Over the year, participating farmers work one on one with counselors and advisors who provide technical assistance specifically geared toward what they need to work on to tap into wholesale markets.
The assistance can be used to work on identifying which of their products are most profitable and suited for wholesale, determining how they can expand production, developing price points and marketing strategies along with making contacts within the wholesale markets.
“There are a lot of famers that have started recently that are fairly direct markets focused. Those farmers are finding that as they grow, they run into some difficulties,” Jed Beach, a farm business counselor working with Farming for Wholesale, said. “What a lot of those growers find is that they hit kind of a wall, and they’re working harder and harder and making the same money. The tools that we provide in this program really help people get through that wall.”
While cajeta is Christelle and Jon McKee’s staple product, they also make goat’s milk soap, caramel candies, fudge and yogurt in their small creamery at their Appleton home.
Beach worked with the couple to develop an efficient pricing model, which led them to realize that they were substantially low balling the price of their yogurt.
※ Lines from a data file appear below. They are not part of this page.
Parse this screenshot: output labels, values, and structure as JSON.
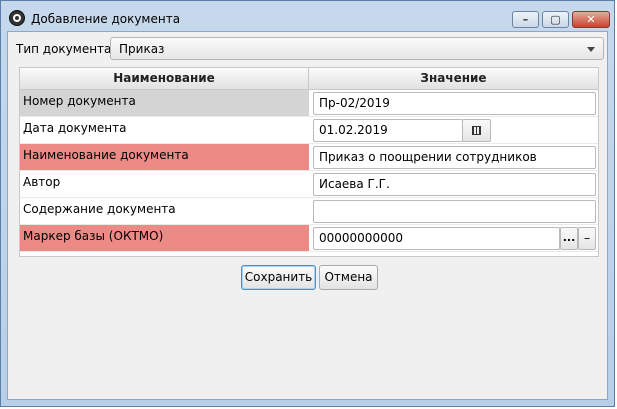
{
  "window": {
    "title": "Добавление документа",
    "controls": {
      "minimize": "–",
      "maximize": "▢",
      "close": "✕"
    }
  },
  "doc_type": {
    "label": "Тип документа:",
    "value": "Приказ"
  },
  "grid": {
    "headers": [
      "Наименование",
      "Значение"
    ],
    "rows": [
      {
        "name": "Номер документа",
        "value": "Пр-02/2019",
        "highlight": "gray"
      },
      {
        "name": "Дата документа",
        "value": "01.02.2019",
        "highlight": "none"
      },
      {
        "name": "Наименование документа",
        "value": "Приказ о поощрении сотрудников",
        "highlight": "red"
      },
      {
        "name": "Автор",
        "value": "Исаева Г.Г.",
        "highlight": "none"
      },
      {
        "name": "Содержание документа",
        "value": "",
        "highlight": "none"
      },
      {
        "name": "Маркер базы (ОКТМО)",
        "value": "00000000000",
        "highlight": "red"
      }
    ]
  },
  "buttons": {
    "save": "Сохранить",
    "cancel": "Отмена",
    "browse": "...",
    "remove": "–"
  },
  "colors": {
    "required_highlight": "#ec8a86",
    "selected_highlight": "#d4d4d4",
    "window_frame": "#b9cfe7"
  }
}
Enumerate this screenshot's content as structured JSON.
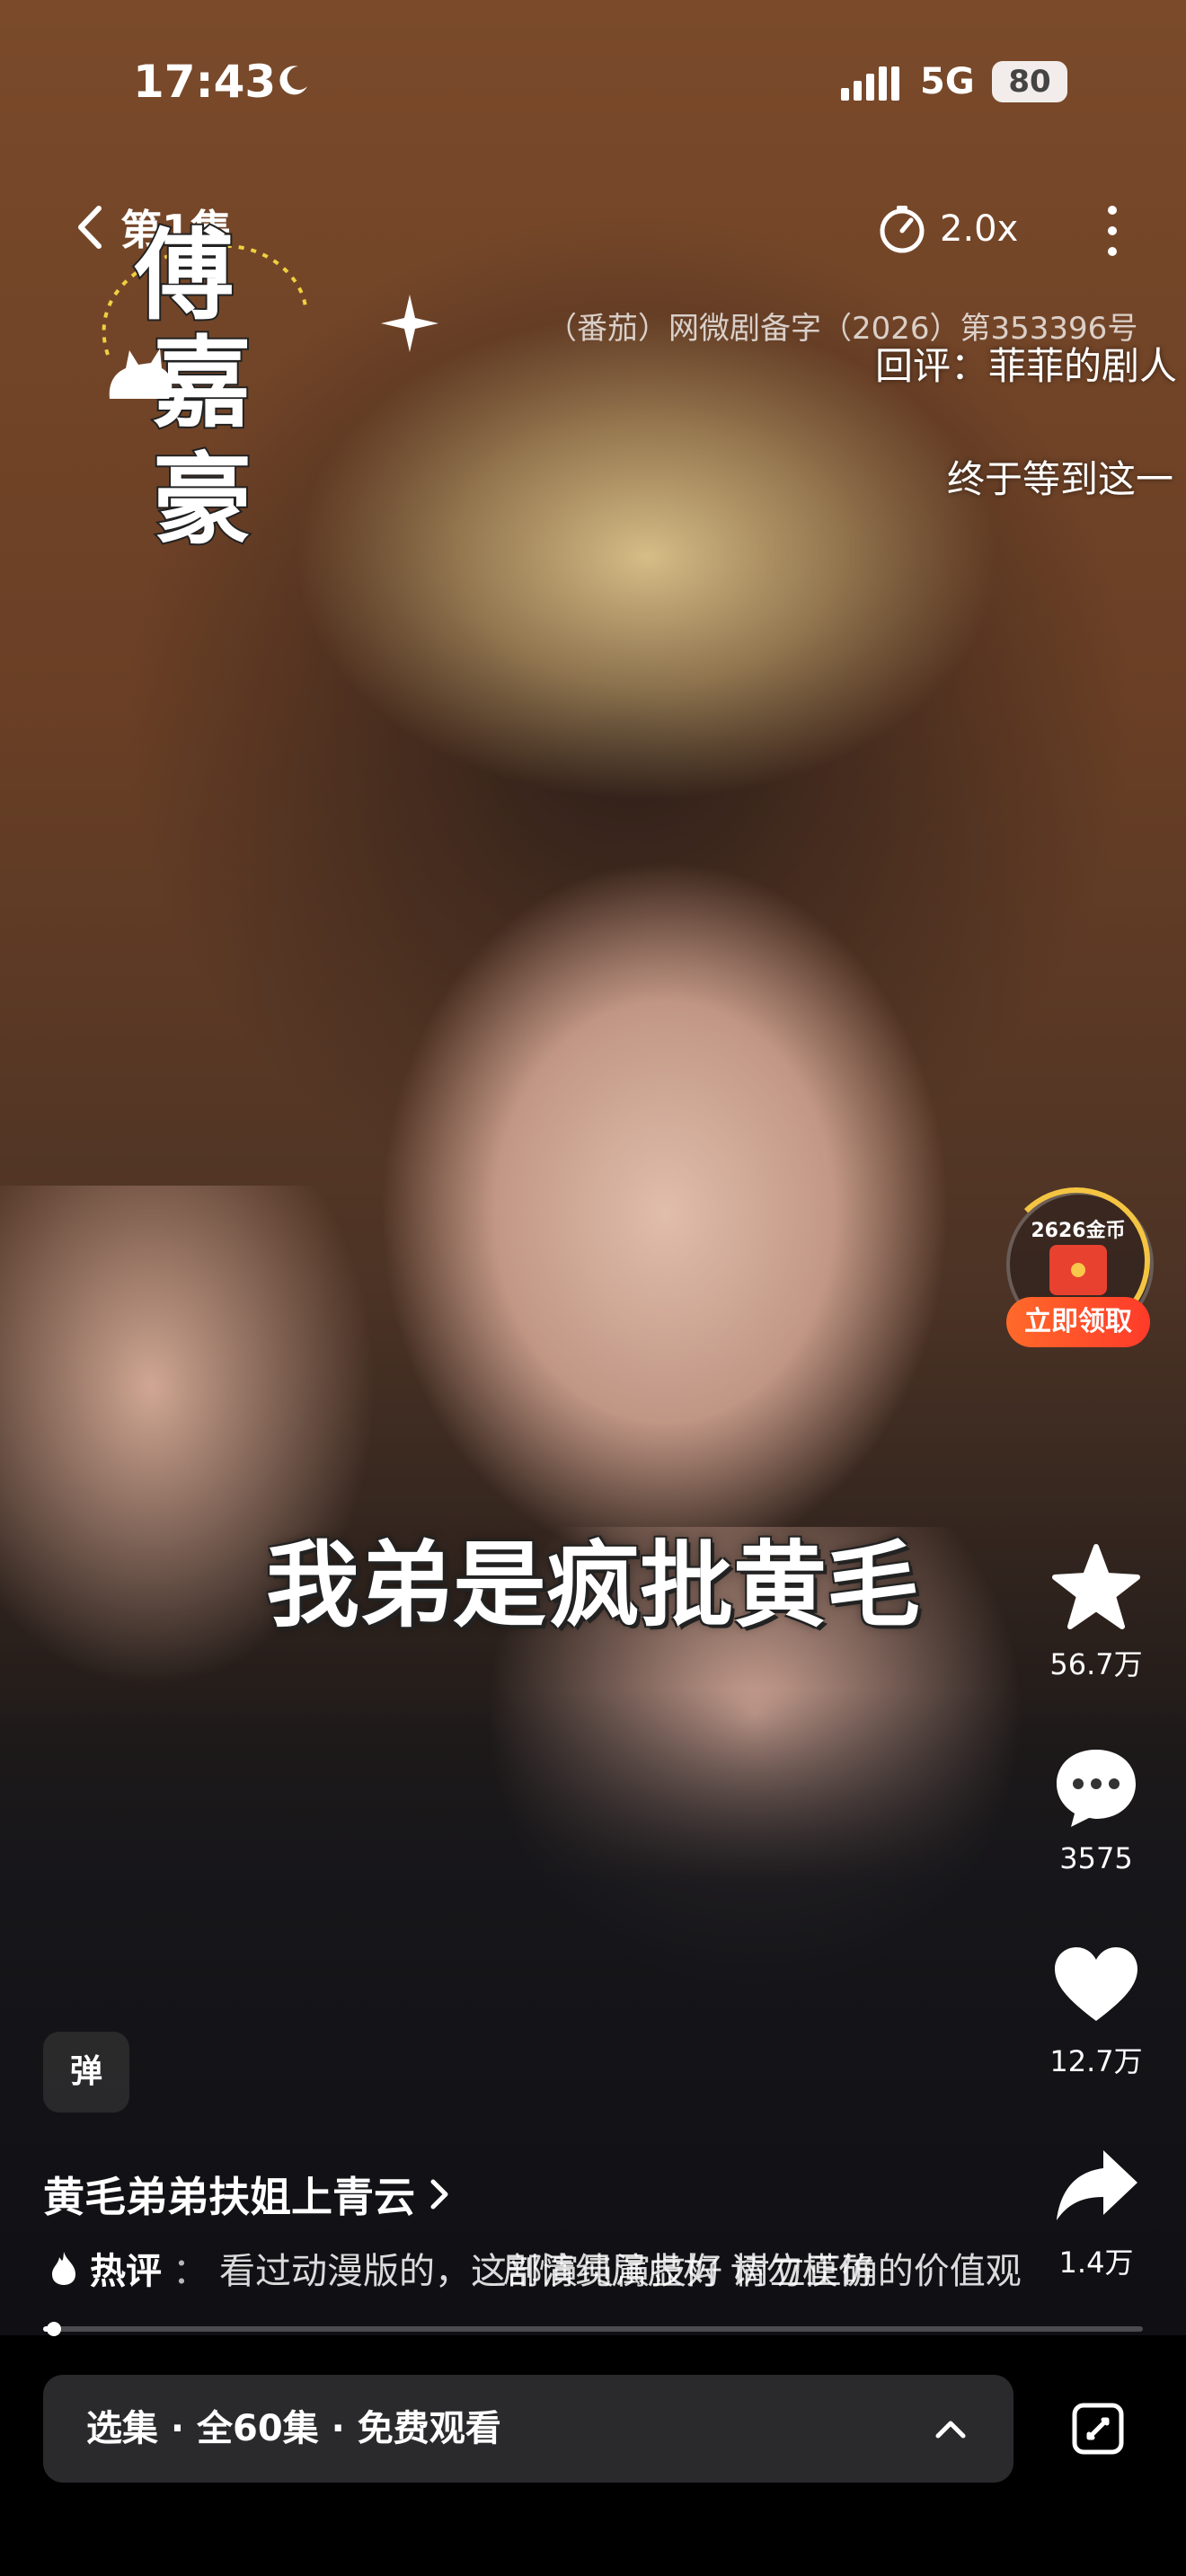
{
  "status_bar": {
    "time": "17:43",
    "network": "5G",
    "battery": "80"
  },
  "top_bar": {
    "episode": "第1集",
    "speed": "2.0x"
  },
  "overlay": {
    "logo_title": "傅嘉豪",
    "license_text": "（番茄）网微剧备字（2026）第353396号",
    "danmaku": [
      "回评：菲菲的剧人",
      "终于等到这一"
    ],
    "subtitle": "我弟是疯批黄毛",
    "notice": "剧情纯属虚构 请勿模仿"
  },
  "coin_reward": {
    "coins": "2626金币",
    "claim_label": "立即领取"
  },
  "actions": {
    "favorite_count": "56.7万",
    "comment_count": "3575",
    "like_count": "12.7万",
    "share_count": "1.4万"
  },
  "danmaku_toggle": "弹",
  "drama": {
    "title": "黄毛弟弟扶姐上青云",
    "hot_comment_label": "热评",
    "hot_comment_text": "看过动漫版的，这部演员演技好 树立正确的价值观"
  },
  "progress": {
    "value": 0.01
  },
  "episode_bar": {
    "label": "选集 · 全60集 · 免费观看"
  },
  "colors": {
    "accent": "#ff4a2a",
    "coin_ring": "#f5c542"
  },
  "icons": [
    "back-icon",
    "speed-icon",
    "more-icon",
    "star-icon",
    "comment-icon",
    "heart-icon",
    "share-icon",
    "flame-icon",
    "chevron-up-icon",
    "fullscreen-icon"
  ]
}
Beach also provided them with a working spreadsheet document that includes formulas for production costs and pricing.
“He kind of laid it all out for us. It was awesome,” Christelle McKee said.
Being new to the area, Christelle and Jon McKee also benefited from the networking built into Farming for Wholesale 101. They were provided with a list of wholesale contacts, ranging from markets to restaurants, that might be interested in buying their products. The list came complete with contact information and how best the people on the list liked being contacted, which Christelle McKee said boosted their confidence when approaching businesses.
But Farming for Wholesale isn’t just for beginning wholesalers, the program has a second track, Farming for Wholesale 201, which aims to help farmers that presently have wholesale accounts increase their operations.
Chris Cavendish of Fishbowl Farm in Bowdoinham has been selling his salad greens to wholesale accounts for the last four years. The move to wholesale farming came 10 years after running his farm under the direct to consumer model.
“The lifestyle wasn’t suiting me,” Cavendish said, who wanted more time with his family and less time spent at markets.
After a year of selling to wholesale accounts, Cavendish participated in the first year of Farming for Wholesale. However, after already being in the wholesale sector, Cavendish felt he needed wholesale expertise that was at the next level.
This past year, Cavendish participated in Farming for Wholesale 201, which he said in conjunction with the technical assistance in the 101 track, has benefited his wholesale operation greatly in terms of figuring out where he should be focusing his farming.
“With help from the program and Jed Beach, we’ve been able to understand essentially where to focus my attention and resources in regards to my profitability,” Cavendish said.
The application process for the two-year 201 track is more competitive than the 101 program, with only two to four applicants being chosen. The deadline for applications was Dec. 6. During the 201 program, selected participants will have the ability to apply for a grant of up to $50,000 to go toward infrastructure and equipment that would critical in growing their wholesale business.
Christelle and Jon McKee hope to apply for the 201 program track at some point in the near future. But for now they’ll be working on expanding their backyard farm, adding more goats and increasing the size of their creamery and barn.
“We have a lot of work to do,” Christelle McKee said.
While the growth is daunting, each component of the Copper Tail Farm expansion is included in the spreadsheet that Beach prepared for them, making the couple all the more confident that they’re expanding for wholesale the proper way.